"Non-cognitive traits like grit and self-control are even more important in college than in high school."

How best to encourage the best non-cognitive traits leading to success in college?  In the NPR piece, Alfie Kohn makes a great point: persistent people persist.

I'm a big believer in the Dweck model of mindsets: fixed vs. growth mindsets. I work to cultivate growth mindsets in my students. It's not easy. It would be great to add grit to my student's toolbox of tools to use for success in college. I watched Duckworth's TED talk hoping she would have some research to present that would be useful for me to use with my students. Here's her TED talk:

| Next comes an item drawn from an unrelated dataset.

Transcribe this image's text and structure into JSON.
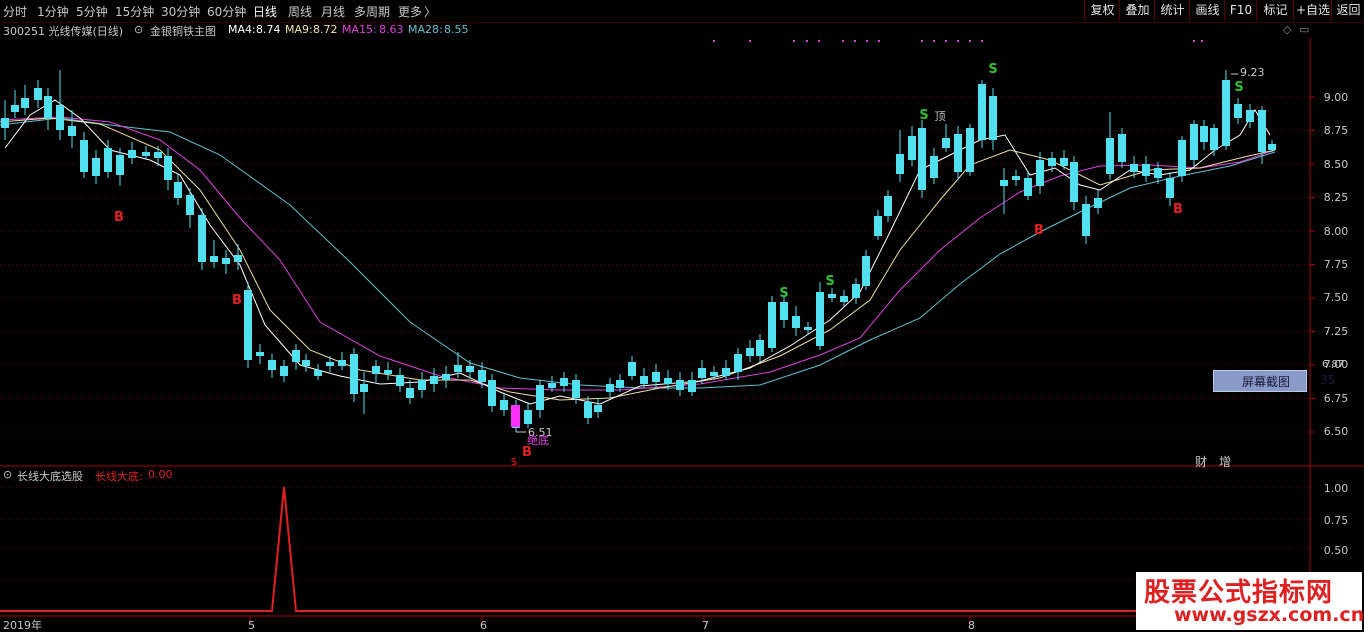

If you watched the talk, you may have noticed that the only research cited was Dweck's work on mindset! The talk is over a year old, so maybe there is new work on grit that I'm not aware of.

I spent a lot of time thinking about these questions over the last few weeks. How can mindset be such a solid concept and grit sound great but have easy criticisms?

Leave it to Dr. Tae to answer my questions in less than 140 characters:
Simple, right? There's nothing WRONG with encouraging grit. It's just not as effective as building the growth mindset. Thanks, Tae!

April 10, 2014

Standing on the shoulders of SBG greatness

I've done a lot of reading on the implementation of standards-based grading (SBG) in physics classes. I often tell people I meet that most of the SBG classrooms I know of are in the high schools. I can point to Frank Noschese, Kelly O'Shea, Geoff Schmit, and Shawn Cornally as SBG experts who have successfully used SBG in their classes and share resources online.

Looking online for resources for doing this at the college level has often seemed to turn up fewer resources, at least in my opinion. But, I do want to acknowledge the great SBG users at the college level who have helped me along my way towards using SBG. These include, though are not limited to:

Ian Beatty
Joss Ives
Todd Zimmerman
Andy Rundquist 
Rhett Allain

I'm linking above to resources that they have all posted which have helped me start to focus my plans and methods for how I'm implementing SBG in my classes.

Others who I've had great conversations related to SBG include Heather Whitney from Wheaton College, Chris Goedde from DePaul University, and Matt Harding who is a teacher I went to college with.  Thanks to all for helping me figure things out.  I couldn't have gotten this far without you.